## Collection entries
*** Block opens ***

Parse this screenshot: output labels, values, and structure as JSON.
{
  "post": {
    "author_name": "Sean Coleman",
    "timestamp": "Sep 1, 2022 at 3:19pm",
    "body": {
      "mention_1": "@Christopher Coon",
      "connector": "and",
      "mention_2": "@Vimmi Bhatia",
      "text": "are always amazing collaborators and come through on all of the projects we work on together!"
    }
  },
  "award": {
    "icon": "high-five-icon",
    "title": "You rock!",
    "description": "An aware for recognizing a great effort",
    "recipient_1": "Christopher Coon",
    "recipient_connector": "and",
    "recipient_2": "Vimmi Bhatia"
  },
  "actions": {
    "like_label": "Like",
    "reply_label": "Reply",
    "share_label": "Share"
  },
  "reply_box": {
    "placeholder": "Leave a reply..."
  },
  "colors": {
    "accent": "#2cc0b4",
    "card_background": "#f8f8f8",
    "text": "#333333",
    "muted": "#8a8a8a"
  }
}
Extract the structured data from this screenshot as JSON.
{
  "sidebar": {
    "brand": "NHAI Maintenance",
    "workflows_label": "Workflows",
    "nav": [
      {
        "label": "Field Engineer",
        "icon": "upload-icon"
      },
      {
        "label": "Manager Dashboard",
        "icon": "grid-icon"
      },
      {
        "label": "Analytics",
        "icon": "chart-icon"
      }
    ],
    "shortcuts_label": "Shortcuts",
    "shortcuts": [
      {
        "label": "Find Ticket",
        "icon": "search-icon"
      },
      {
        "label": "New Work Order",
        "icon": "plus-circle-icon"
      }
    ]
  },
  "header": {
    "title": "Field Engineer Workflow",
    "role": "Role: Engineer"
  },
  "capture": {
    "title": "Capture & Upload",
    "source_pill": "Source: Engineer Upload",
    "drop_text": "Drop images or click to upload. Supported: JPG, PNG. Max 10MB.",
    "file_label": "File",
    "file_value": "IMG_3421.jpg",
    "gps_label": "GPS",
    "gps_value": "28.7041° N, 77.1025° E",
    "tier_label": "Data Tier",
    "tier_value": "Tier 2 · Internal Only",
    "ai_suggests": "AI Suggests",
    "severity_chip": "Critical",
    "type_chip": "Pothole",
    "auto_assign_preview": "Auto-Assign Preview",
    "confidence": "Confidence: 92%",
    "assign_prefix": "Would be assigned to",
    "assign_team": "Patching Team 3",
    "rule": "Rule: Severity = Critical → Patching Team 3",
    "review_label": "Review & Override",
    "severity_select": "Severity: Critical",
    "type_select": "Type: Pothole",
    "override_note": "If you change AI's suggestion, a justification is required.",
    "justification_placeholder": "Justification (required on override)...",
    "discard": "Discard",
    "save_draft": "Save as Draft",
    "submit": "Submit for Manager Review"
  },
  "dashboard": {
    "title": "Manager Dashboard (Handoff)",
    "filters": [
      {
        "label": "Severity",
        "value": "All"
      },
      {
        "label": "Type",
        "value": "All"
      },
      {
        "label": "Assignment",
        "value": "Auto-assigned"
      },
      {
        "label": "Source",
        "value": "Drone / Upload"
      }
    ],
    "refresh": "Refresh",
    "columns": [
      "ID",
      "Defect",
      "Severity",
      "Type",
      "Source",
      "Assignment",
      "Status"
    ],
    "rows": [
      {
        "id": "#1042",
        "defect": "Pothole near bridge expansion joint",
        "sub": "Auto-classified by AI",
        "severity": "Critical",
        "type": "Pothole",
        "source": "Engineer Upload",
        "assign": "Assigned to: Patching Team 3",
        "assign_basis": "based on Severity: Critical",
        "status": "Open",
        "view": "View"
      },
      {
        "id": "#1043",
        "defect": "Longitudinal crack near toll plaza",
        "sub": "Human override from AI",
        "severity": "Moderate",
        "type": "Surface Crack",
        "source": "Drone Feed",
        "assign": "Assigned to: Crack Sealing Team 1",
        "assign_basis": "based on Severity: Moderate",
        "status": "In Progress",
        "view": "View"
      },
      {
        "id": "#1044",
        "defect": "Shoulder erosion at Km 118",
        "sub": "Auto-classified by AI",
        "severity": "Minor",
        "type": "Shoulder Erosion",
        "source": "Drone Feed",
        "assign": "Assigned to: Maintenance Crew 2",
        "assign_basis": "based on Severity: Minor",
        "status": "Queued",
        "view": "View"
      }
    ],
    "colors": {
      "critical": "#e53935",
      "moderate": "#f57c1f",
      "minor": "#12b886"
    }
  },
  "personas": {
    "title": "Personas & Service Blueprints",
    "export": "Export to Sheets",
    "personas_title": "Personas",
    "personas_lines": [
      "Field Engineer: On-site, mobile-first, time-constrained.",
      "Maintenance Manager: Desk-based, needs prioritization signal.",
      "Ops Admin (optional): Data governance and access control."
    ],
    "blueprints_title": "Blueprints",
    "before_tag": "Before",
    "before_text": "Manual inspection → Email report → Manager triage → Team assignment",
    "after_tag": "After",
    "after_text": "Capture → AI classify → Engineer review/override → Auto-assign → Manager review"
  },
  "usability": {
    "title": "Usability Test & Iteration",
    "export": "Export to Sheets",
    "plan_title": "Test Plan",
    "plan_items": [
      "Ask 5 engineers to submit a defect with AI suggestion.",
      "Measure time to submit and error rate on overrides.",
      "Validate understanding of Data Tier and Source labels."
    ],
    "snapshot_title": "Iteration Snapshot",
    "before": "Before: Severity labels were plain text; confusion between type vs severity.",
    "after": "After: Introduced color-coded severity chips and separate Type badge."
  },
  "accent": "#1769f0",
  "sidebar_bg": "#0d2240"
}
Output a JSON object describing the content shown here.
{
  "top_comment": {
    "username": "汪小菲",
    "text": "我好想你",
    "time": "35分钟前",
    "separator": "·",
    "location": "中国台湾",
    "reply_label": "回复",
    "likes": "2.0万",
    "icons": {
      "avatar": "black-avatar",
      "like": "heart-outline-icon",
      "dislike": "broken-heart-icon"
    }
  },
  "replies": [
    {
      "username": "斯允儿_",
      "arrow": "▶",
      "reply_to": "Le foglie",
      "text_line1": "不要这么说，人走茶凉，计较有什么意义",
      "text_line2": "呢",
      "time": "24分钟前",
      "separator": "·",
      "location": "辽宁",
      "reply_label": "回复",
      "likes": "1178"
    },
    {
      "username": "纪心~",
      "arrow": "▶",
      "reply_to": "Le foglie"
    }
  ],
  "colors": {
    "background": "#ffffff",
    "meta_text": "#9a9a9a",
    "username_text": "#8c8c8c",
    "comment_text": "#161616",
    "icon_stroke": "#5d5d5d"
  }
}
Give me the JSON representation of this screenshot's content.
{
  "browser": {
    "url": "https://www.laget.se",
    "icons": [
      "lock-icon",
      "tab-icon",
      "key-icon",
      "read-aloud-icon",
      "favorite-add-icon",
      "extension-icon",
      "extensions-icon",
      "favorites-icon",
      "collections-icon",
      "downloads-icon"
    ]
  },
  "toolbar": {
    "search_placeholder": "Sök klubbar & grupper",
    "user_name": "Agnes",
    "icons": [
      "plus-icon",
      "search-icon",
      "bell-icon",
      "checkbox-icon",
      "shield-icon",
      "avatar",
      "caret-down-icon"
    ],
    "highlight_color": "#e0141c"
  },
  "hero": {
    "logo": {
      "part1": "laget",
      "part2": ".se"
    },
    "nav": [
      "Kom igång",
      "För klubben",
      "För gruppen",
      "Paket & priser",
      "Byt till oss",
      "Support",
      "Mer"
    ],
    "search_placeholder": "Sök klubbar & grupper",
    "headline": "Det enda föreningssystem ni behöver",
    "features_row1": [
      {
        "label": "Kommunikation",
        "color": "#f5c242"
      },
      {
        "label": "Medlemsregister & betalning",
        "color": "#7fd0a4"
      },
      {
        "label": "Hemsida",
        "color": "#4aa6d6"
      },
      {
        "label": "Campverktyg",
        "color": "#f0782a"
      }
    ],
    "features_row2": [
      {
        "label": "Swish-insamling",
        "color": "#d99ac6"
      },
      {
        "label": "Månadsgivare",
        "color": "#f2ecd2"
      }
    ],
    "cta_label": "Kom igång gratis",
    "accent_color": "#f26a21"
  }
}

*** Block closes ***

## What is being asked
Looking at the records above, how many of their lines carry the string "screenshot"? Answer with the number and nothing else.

## Exercise response
3